Exercise objective: Return every record below exactly as given, images excluded.

Segment Open

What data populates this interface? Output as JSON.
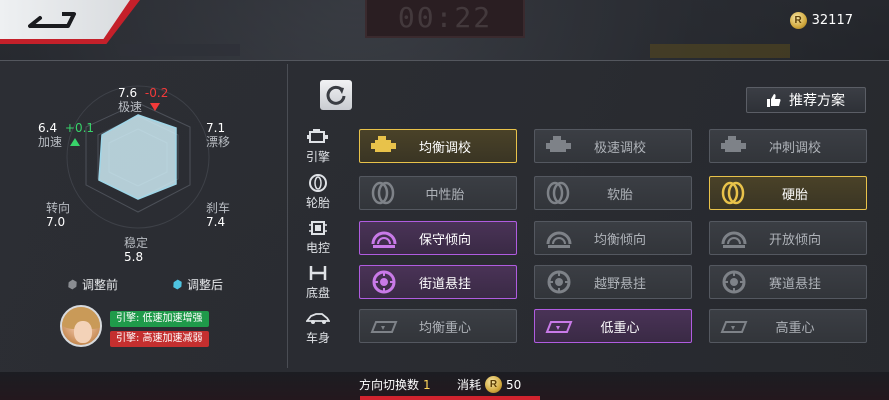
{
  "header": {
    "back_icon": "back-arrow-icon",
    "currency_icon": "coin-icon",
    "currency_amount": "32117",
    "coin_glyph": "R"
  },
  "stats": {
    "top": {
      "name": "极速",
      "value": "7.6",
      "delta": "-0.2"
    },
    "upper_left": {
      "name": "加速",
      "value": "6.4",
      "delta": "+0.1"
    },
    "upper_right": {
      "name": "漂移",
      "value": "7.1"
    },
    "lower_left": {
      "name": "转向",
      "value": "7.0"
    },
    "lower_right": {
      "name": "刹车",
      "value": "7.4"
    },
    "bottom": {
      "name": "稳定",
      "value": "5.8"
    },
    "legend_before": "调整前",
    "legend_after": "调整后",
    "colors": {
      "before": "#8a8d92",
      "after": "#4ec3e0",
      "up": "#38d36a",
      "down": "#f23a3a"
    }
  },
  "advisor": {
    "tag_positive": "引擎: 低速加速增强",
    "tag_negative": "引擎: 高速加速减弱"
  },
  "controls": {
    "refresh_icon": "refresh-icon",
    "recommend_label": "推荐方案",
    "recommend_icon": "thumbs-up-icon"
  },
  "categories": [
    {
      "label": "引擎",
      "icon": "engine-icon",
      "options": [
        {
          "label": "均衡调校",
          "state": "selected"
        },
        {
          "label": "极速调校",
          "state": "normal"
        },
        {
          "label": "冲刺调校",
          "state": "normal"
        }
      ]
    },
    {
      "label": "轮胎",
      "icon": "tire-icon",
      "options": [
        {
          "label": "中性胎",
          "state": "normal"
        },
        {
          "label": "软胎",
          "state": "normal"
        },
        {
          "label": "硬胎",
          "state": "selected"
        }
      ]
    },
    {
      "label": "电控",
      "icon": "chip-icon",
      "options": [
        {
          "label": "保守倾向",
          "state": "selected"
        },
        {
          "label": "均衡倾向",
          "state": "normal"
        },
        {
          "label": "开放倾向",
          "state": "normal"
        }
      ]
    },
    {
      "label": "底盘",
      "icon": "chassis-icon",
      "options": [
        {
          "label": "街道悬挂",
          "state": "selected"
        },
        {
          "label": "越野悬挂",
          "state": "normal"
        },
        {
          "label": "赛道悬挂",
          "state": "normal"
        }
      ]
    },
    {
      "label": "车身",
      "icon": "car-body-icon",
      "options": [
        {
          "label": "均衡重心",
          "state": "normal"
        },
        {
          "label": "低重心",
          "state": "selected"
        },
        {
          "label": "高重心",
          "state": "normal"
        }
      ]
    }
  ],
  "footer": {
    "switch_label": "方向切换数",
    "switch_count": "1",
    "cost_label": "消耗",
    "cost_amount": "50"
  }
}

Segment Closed

Task output:
What data populates this interface? Output as JSON.
{
  "header": {
    "back_icon": "back-arrow-icon",
    "currency_icon": "coin-icon",
    "currency_amount": "32117",
    "coin_glyph": "R"
  },
  "stats": {
    "top": {
      "name": "极速",
      "value": "7.6",
      "delta": "-0.2"
    },
    "upper_left": {
      "name": "加速",
      "value": "6.4",
      "delta": "+0.1"
    },
    "upper_right": {
      "name": "漂移",
      "value": "7.1"
    },
    "lower_left": {
      "name": "转向",
      "value": "7.0"
    },
    "lower_right": {
      "name": "刹车",
      "value": "7.4"
    },
    "bottom": {
      "name": "稳定",
      "value": "5.8"
    },
    "legend_before": "调整前",
    "legend_after": "调整后",
    "colors": {
      "before": "#8a8d92",
      "after": "#4ec3e0",
      "up": "#38d36a",
      "down": "#f23a3a"
    }
  },
  "advisor": {
    "tag_positive": "引擎: 低速加速增强",
    "tag_negative": "引擎: 高速加速减弱"
  },
  "controls": {
    "refresh_icon": "refresh-icon",
    "recommend_label": "推荐方案",
    "recommend_icon": "thumbs-up-icon"
  },
  "categories": [
    {
      "label": "引擎",
      "icon": "engine-icon",
      "options": [
        {
          "label": "均衡调校",
          "state": "selected"
        },
        {
          "label": "极速调校",
          "state": "normal"
        },
        {
          "label": "冲刺调校",
          "state": "normal"
        }
      ]
    },
    {
      "label": "轮胎",
      "icon": "tire-icon",
      "options": [
        {
          "label": "中性胎",
          "state": "normal"
        },
        {
          "label": "软胎",
          "state": "normal"
        },
        {
          "label": "硬胎",
          "state": "selected"
        }
      ]
    },
    {
      "label": "电控",
      "icon": "chip-icon",
      "options": [
        {
          "label": "保守倾向",
          "state": "selected"
        },
        {
          "label": "均衡倾向",
          "state": "normal"
        },
        {
          "label": "开放倾向",
          "state": "normal"
        }
      ]
    },
    {
      "label": "底盘",
      "icon": "chassis-icon",
      "options": [
        {
          "label": "街道悬挂",
          "state": "selected"
        },
        {
          "label": "越野悬挂",
          "state": "normal"
        },
        {
          "label": "赛道悬挂",
          "state": "normal"
        }
      ]
    },
    {
      "label": "车身",
      "icon": "car-body-icon",
      "options": [
        {
          "label": "均衡重心",
          "state": "normal"
        },
        {
          "label": "低重心",
          "state": "selected"
        },
        {
          "label": "高重心",
          "state": "normal"
        }
      ]
    }
  ],
  "footer": {
    "switch_label": "方向切换数",
    "switch_count": "1",
    "cost_label": "消耗",
    "cost_amount": "50"
  }
}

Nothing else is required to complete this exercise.